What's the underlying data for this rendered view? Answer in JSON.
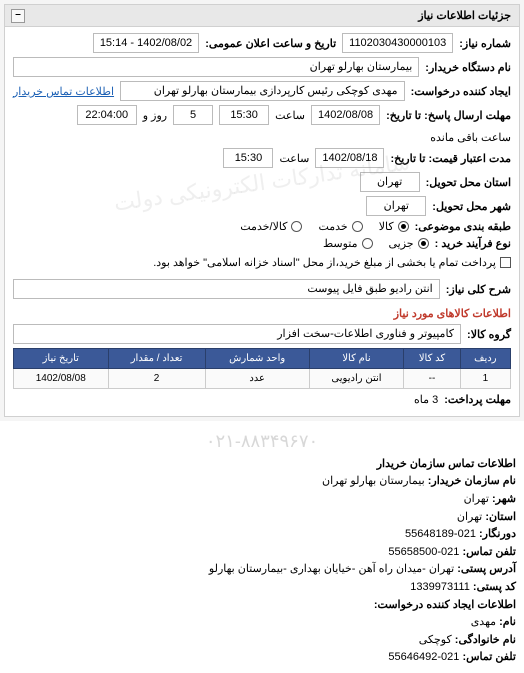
{
  "panel": {
    "title": "جزئیات اطلاعات نیاز"
  },
  "fields": {
    "need_no_label": "شماره نیاز:",
    "need_no": "1102030430000103",
    "announce_label": "تاریخ و ساعت اعلان عمومی:",
    "announce": "1402/08/02 - 15:14",
    "buyer_org_label": "نام دستگاه خریدار:",
    "buyer_org": "بیمارستان بهارلو تهران",
    "requester_label": "ایجاد کننده درخواست:",
    "requester": "مهدی کوچکی  رئیس کارپردازی بیمارستان بهارلو تهران",
    "buyer_contact_link": "اطلاعات تماس خریدار",
    "deadline_to_label": "مهلت ارسال پاسخ: تا تاریخ:",
    "deadline_date": "1402/08/08",
    "saat": "ساعت",
    "deadline_time": "15:30",
    "days_remaining": "5",
    "rooz_va": "روز و",
    "time_remaining": "22:04:00",
    "remaining_label": "ساعت باقی مانده",
    "validity_to_label": "مدت اعتبار قیمت: تا تاریخ:",
    "validity_date": "1402/08/18",
    "validity_time": "15:30",
    "province_label": "استان محل تحویل:",
    "province": "تهران",
    "city_label": "شهر محل تحویل:",
    "city": "تهران",
    "category_label": "طبقه بندی موضوعی:",
    "cat_goods": "کالا",
    "cat_service": "خدمت",
    "cat_both": "کالا/خدمت",
    "purchase_type_label": "نوع فرآیند خرید :",
    "pt_small": "جزیی",
    "pt_medium": "متوسط",
    "settlement_note": "پرداخت تمام یا بخشی از مبلغ خرید،از محل \"اسناد خزانه اسلامی\" خواهد بود.",
    "general_desc_label": "شرح کلی نیاز:",
    "general_desc": "انتن رادیو طبق فایل پیوست",
    "goods_info_title": "اطلاعات کالاهای مورد نیاز",
    "goods_group_label": "گروه کالا:",
    "goods_group": "کامپیوتر و فناوری اطلاعات-سخت افزار"
  },
  "table": {
    "headers": {
      "row": "ردیف",
      "code": "کد کالا",
      "name": "نام کالا",
      "unit": "واحد شمارش",
      "qty": "تعداد / مقدار",
      "date": "تاریخ نیاز"
    },
    "rows": [
      {
        "row": "1",
        "code": "--",
        "name": "انتن رادیویی",
        "unit": "عدد",
        "qty": "2",
        "date": "1402/08/08"
      }
    ]
  },
  "payment_deadline": {
    "label": "مهلت پرداخت:",
    "value": "3 ماه"
  },
  "contact": {
    "title": "اطلاعات تماس سازمان خریدار",
    "org_label": "نام سازمان خریدار:",
    "org": "بیمارستان بهارلو تهران",
    "city_label": "شهر:",
    "city": "تهران",
    "province_label": "استان:",
    "province": "تهران",
    "fax_label": "دورنگار:",
    "fax": "021-55648189",
    "phone_label": "تلفن تماس:",
    "phone": "021-55658500",
    "address_label": "آدرس پستی:",
    "address": "تهران -میدان راه آهن -خیایان بهداری -بیمارستان بهارلو",
    "postal_label": "کد پستی:",
    "postal": "1339973111",
    "requester_title": "اطلاعات ایجاد کننده درخواست:",
    "fname_label": "نام:",
    "fname": "مهدی",
    "lname_label": "نام خانوادگی:",
    "lname": "کوچکی",
    "req_phone_label": "تلفن تماس:",
    "req_phone": "021-55646492",
    "big_phone": "۰۲۱-۸۸۳۴۹۶۷۰"
  }
}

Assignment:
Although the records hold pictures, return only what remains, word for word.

Response to this exercise:
What's the underlying data for this rendered view? Answer in JSON.
{
  "panel": {
    "title": "جزئیات اطلاعات نیاز"
  },
  "fields": {
    "need_no_label": "شماره نیاز:",
    "need_no": "1102030430000103",
    "announce_label": "تاریخ و ساعت اعلان عمومی:",
    "announce": "1402/08/02 - 15:14",
    "buyer_org_label": "نام دستگاه خریدار:",
    "buyer_org": "بیمارستان بهارلو تهران",
    "requester_label": "ایجاد کننده درخواست:",
    "requester": "مهدی کوچکی  رئیس کارپردازی بیمارستان بهارلو تهران",
    "buyer_contact_link": "اطلاعات تماس خریدار",
    "deadline_to_label": "مهلت ارسال پاسخ: تا تاریخ:",
    "deadline_date": "1402/08/08",
    "saat": "ساعت",
    "deadline_time": "15:30",
    "days_remaining": "5",
    "rooz_va": "روز و",
    "time_remaining": "22:04:00",
    "remaining_label": "ساعت باقی مانده",
    "validity_to_label": "مدت اعتبار قیمت: تا تاریخ:",
    "validity_date": "1402/08/18",
    "validity_time": "15:30",
    "province_label": "استان محل تحویل:",
    "province": "تهران",
    "city_label": "شهر محل تحویل:",
    "city": "تهران",
    "category_label": "طبقه بندی موضوعی:",
    "cat_goods": "کالا",
    "cat_service": "خدمت",
    "cat_both": "کالا/خدمت",
    "purchase_type_label": "نوع فرآیند خرید :",
    "pt_small": "جزیی",
    "pt_medium": "متوسط",
    "settlement_note": "پرداخت تمام یا بخشی از مبلغ خرید،از محل \"اسناد خزانه اسلامی\" خواهد بود.",
    "general_desc_label": "شرح کلی نیاز:",
    "general_desc": "انتن رادیو طبق فایل پیوست",
    "goods_info_title": "اطلاعات کالاهای مورد نیاز",
    "goods_group_label": "گروه کالا:",
    "goods_group": "کامپیوتر و فناوری اطلاعات-سخت افزار"
  },
  "table": {
    "headers": {
      "row": "ردیف",
      "code": "کد کالا",
      "name": "نام کالا",
      "unit": "واحد شمارش",
      "qty": "تعداد / مقدار",
      "date": "تاریخ نیاز"
    },
    "rows": [
      {
        "row": "1",
        "code": "--",
        "name": "انتن رادیویی",
        "unit": "عدد",
        "qty": "2",
        "date": "1402/08/08"
      }
    ]
  },
  "payment_deadline": {
    "label": "مهلت پرداخت:",
    "value": "3 ماه"
  },
  "contact": {
    "title": "اطلاعات تماس سازمان خریدار",
    "org_label": "نام سازمان خریدار:",
    "org": "بیمارستان بهارلو تهران",
    "city_label": "شهر:",
    "city": "تهران",
    "province_label": "استان:",
    "province": "تهران",
    "fax_label": "دورنگار:",
    "fax": "021-55648189",
    "phone_label": "تلفن تماس:",
    "phone": "021-55658500",
    "address_label": "آدرس پستی:",
    "address": "تهران -میدان راه آهن -خیایان بهداری -بیمارستان بهارلو",
    "postal_label": "کد پستی:",
    "postal": "1339973111",
    "requester_title": "اطلاعات ایجاد کننده درخواست:",
    "fname_label": "نام:",
    "fname": "مهدی",
    "lname_label": "نام خانوادگی:",
    "lname": "کوچکی",
    "req_phone_label": "تلفن تماس:",
    "req_phone": "021-55646492",
    "big_phone": "۰۲۱-۸۸۳۴۹۶۷۰"
  }
}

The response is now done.